The Belfast Library and Society for Promoting Knowledge, today more commonly known as The Linen Hall, developed from the Belfast Reading Society. Established on 13th May 1788, the society was part of a widespread movement for self-improvement and the improvement of society.

Such societies emerged in towns and cities across Britain and Ireland. With rising rates of literacy, members banded together to acquire works of importance. In Ireland, in particular, revolutionary principles and Enlightenment ideals prompted their rise.

The founding members were:

Worthy plebians who would do honour to any town, not among them one of higher rank than McCormick the gunsmith or Osborne the baker.

Roger Mulholland, a builder and architect was the society’s first President. The first Librarian was Robert Cary. Minute books suggest there were thirteen further founding members:

William McCleery, tanner; Robert McCormick, gunsmith; his brother James McCormick; John Rabb, printer; William Hamilton; Arthur Quinn; Hugh McNamara; James Burgess; James Woodburn; James de Butts; Maurice Spottiswood; James Potts; and Richard Murdock.

These founders laid out clear and concise rules referring to terms of membership, governance of the society, and due care of books.

Rules of the Belfast Reading Society

1. That the mode of admitting members shall be by ballot, six black beans excluding.
2. That every candidate for admittance must be known to one or more of the regular members, or recommended by some person in whom the society can place confidence, and be proposed one month previous to admittance.
3. That each member shall pay the monthly sum of one shilling British, as long as the society shall deem it necessary.
4. That the sum to be paid by members who shall be admitted one year or upwards after the commencement of the society, shall be regulated from time to time by a majority of the society.
5. That no member shall have the use of any book longer than fourteen days, if called for by any other member of the society.
6. That no member shall be at liberty to lend out of his house or family any book or books, the property of the society, and for every such offence where detected, shall be fined five British shillings, besides being accountable for whatever injury such book or books may thereby have received.
7. That each member shall sign an obligation to pay the first cost or value of any book he may injure, lose, or not return to the society, and the full value of any set he may render incomplete by doing so.
8. That any member who does not pay his monthly subscription or cause it to be paid on that day appointed for that purpose shall be fined the sum of three pence.
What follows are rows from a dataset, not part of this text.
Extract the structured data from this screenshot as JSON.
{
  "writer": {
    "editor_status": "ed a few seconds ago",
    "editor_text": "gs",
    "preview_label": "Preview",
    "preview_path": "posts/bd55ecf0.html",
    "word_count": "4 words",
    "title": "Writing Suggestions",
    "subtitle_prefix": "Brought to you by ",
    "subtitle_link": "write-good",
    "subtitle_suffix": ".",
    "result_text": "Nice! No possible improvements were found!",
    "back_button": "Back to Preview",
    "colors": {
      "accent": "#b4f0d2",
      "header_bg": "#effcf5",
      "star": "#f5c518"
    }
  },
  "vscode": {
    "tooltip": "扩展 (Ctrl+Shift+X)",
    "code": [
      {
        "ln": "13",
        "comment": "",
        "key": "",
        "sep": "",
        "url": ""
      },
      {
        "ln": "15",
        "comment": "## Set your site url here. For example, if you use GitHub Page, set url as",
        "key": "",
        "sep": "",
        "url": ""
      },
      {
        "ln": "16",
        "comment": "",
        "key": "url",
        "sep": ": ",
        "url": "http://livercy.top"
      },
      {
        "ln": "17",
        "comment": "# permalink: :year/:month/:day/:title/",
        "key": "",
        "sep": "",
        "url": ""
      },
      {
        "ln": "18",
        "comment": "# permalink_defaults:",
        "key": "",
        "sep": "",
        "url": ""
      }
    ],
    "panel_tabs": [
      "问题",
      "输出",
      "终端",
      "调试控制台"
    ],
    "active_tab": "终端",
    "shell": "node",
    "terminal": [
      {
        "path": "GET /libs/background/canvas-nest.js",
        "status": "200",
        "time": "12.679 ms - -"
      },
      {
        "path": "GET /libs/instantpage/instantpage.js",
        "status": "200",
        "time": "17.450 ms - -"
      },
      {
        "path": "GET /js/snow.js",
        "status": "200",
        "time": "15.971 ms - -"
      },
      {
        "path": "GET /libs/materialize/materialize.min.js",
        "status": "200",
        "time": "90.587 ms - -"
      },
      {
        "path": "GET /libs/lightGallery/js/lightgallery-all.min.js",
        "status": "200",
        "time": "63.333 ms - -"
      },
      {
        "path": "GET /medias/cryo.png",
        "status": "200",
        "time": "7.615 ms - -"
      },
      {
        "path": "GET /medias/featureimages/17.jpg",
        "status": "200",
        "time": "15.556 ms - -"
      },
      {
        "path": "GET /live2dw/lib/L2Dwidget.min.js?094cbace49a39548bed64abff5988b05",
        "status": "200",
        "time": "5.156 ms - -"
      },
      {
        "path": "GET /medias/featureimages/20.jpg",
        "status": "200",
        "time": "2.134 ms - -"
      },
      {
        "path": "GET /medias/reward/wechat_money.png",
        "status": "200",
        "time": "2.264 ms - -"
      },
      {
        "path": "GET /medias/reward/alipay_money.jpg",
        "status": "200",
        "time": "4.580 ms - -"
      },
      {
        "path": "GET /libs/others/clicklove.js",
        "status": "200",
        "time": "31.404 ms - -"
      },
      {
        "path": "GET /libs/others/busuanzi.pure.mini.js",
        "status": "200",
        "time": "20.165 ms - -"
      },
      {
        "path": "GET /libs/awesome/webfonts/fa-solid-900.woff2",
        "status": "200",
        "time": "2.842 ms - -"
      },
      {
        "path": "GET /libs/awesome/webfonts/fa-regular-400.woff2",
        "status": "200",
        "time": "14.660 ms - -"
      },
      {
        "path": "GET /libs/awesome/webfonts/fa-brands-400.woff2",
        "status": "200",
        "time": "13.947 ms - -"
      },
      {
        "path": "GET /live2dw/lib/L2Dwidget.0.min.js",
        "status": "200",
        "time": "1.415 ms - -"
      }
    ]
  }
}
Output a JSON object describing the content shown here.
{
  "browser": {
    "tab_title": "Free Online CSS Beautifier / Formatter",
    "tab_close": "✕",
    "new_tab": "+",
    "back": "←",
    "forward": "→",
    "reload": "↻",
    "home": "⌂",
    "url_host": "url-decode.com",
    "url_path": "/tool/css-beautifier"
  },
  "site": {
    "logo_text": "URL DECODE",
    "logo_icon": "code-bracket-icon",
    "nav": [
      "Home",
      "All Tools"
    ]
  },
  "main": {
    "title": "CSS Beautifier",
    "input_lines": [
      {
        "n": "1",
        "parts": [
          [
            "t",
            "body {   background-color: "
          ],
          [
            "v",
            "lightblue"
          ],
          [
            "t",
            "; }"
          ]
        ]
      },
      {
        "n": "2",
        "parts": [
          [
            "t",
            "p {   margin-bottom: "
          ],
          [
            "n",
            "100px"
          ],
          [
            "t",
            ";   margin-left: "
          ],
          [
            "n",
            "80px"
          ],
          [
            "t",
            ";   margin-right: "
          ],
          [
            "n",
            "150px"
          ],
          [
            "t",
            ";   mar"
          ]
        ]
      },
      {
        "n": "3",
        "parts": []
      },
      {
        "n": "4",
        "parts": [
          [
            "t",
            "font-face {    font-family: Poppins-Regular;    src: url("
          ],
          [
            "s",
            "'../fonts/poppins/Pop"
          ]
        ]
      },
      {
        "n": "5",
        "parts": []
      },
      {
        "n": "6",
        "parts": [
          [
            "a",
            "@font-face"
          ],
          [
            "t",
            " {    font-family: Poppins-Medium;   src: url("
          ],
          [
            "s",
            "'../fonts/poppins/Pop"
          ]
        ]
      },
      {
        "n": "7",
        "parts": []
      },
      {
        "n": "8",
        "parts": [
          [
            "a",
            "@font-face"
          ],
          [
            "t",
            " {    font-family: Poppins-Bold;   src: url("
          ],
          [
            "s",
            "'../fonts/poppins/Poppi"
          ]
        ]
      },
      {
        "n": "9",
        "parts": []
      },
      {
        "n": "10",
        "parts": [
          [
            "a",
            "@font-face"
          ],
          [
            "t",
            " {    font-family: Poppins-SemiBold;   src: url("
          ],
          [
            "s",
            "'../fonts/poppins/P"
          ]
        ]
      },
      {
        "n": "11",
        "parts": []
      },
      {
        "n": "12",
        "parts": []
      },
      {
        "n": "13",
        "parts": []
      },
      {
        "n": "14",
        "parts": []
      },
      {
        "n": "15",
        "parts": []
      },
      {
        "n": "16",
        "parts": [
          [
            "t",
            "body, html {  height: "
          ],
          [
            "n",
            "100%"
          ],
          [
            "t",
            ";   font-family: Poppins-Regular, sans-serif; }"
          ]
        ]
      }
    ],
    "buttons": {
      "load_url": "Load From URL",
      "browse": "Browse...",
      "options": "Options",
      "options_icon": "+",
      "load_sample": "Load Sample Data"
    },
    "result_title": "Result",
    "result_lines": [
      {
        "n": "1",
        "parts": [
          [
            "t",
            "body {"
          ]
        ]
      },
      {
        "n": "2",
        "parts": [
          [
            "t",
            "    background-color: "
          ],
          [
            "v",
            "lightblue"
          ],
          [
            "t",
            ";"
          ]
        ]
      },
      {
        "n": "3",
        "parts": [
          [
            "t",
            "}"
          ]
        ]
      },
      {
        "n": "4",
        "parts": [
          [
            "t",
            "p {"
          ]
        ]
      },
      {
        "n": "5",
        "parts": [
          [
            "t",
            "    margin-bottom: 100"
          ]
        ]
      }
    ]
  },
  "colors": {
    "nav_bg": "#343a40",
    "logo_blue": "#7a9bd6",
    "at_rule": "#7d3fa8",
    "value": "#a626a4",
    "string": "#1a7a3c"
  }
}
No excuse for failure will be admitted.
9. That any member who shall be three months in arrears to the society will not be supplied with any books from the library until arrears and fines are paid up.
10. That any member who shall be in arrears to the society one year’s subscription or twelve shillings British shall thereby forfeit his property in the library and privilege in the society and cannot be restored to either without producing satisfactory reasons to the committee and paying his arrears.
11. That the committee shall consist of five members who shall be chosen by ballot, who shall choose and purchase the books for the use of the society, specify the fines and take such steps as may be proper and necessary to enforce obedience to and due observance of the regulations, who shall lay their transactions, state of the accounts and library quarterly before a meeting of the society at which meeting the committee shall be chosen.
12. It being absolutely necessary that the committee and secretary should attend the different meetings of the society, a fine of one British shilling shall be paid by any member thereof who shall be absent and a fine of sixpence British on not appearing till half an hour after the hour of meeting.
13. That any member shall have power to sell or bequeath his property in the library.
14. That if upon inquiry it shall appear that any member died without willing or bequeathing his property in the library, said property shall be transferrable to the heir of the deceased member, with this proviso that said heir or person to whom said property may be sold or bequeathed shall be admitted by the same mode and on the same principles as other members are, and if said heir or purchaser be rejected by the society they have a liberty of transferring their property ad infinitum until there is a person proposed considered as eligible to be admitted as a member in the society.
15. That each member shall declare his approbation and bind himself to the strict and faithful observance of these regulations by subscribing his name.
Belfast, 13 May 1788

From its beginning, the society’s central aim was to run a subscription library for the benefit of its members. Later, it would take on a wider remit in the cultural and educational life of Belfast. While other societies faltered over the past 200 years, The Linen Hall flourished in an industrial city. Today, the institution is much more than just a library but remains true to the ideals and values laid down more than 235 years ago.